Saturday, April 4, 2009

Moving into the 1700's...?

As much as I love the early 1800's, I have recently found myself wandering into the realm of the 1700's, mostly 1750 on, although I am sure I will eventually drift further backwards in the century...but for now, my fuzzy-focus has been on the latter half. I'm not at the point where I want to dive right into a new gown project (although I do have some future project ideas), however I have been working on getting the foundation pieces together. So, where better to begin than with a nice 1776 corset?

This is my third corset now, and only the second one that really required any serious boning. My first corset, which has yet to get its own blog entry, was an early Victorian (er, I thin knowledge of the Victorian era is a little thin) which I bought an entire kit for, with coutil, busk, bones and boning tape all included. Yay! It was nice and easy, but not really cheep. For this corset (or stays really), I didn't want to spend $50+. Since it doesn't have a busk, and I don't do metal grommets if I can help it, it was already going to be cheaper.

What I ended up using, happily, was:

-My first-ever Corsets and Crinolines (by Norah Waugh) pattern! yay! This time, I used a scanner and some tabloid paper to scale up the pattern pieces, and it worked very well. Much, much easier than scaling by hand. I think I will be using the computer from now on for this process whenever possible.

-A brocade fabric for the front, with the "wrong" side used instead of the right side. I read somewhere (can't remember where) that this can be a nice trick for making modern fabrics look more period-correct. The best part though, is that the fabric was from a set of valences I bought at Good Will
for about $3.50 I think. Now, how can you beat that?!?!

-For the inside, I used some remnant green fabric I had on hand from my Renaissance skirt that I made back in September (yet again, blog entry pending). I'm not even sure what it is, but its of a medium weight and sturdy enough looking. It ended up working well.

-For the lining, I think I am just going to use some white cotton that I have on hand. We shall see.

-For the boning, my new favorite material: Cable Ties!!! For about $8.00 for 10 yard-long pieces at my
wonderfully local home improvement store, you just can not beat it for convenience and price!! And, even though they are a bit wider that I might like and a pain in the butt to cut with scissors, they are really wonderfully effective as boning. I'm not sure I will ever want to use steel again.

As the lame pictures will tell you, I am still in the process of hand sewing all the channels shut, as well as making the grommets.
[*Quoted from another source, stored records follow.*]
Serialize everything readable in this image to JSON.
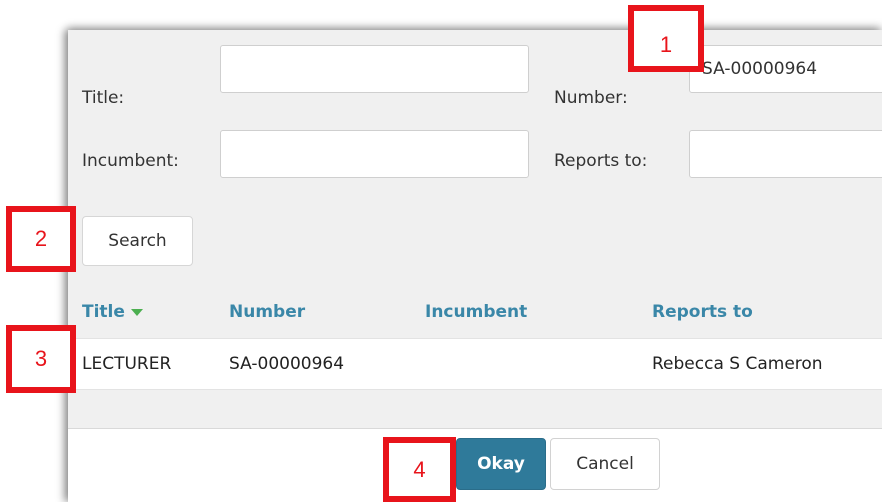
{
  "form": {
    "title_label": "Title:",
    "title_value": "",
    "number_label": "Number:",
    "number_value": "SA-00000964",
    "incumbent_label": "Incumbent:",
    "incumbent_value": "",
    "reports_to_label": "Reports to:",
    "reports_to_value": ""
  },
  "search_button": "Search",
  "results": {
    "columns": [
      "Title",
      "Number",
      "Incumbent",
      "Reports to"
    ],
    "sort_column": "Title",
    "rows": [
      {
        "title": "LECTURER",
        "number": "SA-00000964",
        "incumbent": "",
        "reports_to": "Rebecca S Cameron"
      }
    ]
  },
  "footer": {
    "okay_label": "Okay",
    "cancel_label": "Cancel"
  },
  "markers": [
    "1",
    "2",
    "3",
    "4"
  ],
  "colors": {
    "accent": "#2f7a9a",
    "header_text": "#3a87a8",
    "marker": "#e8141b",
    "sort_indicator": "#4caf50"
  }
}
Here is hoping that all the hand sewing practice will improve my skill...and not leave me with carpel tunnel. In the future I will hopefully have some pics for you with this on my dress form. At the moment I still have my open robe pinned to it.

No comments:

Post a Comment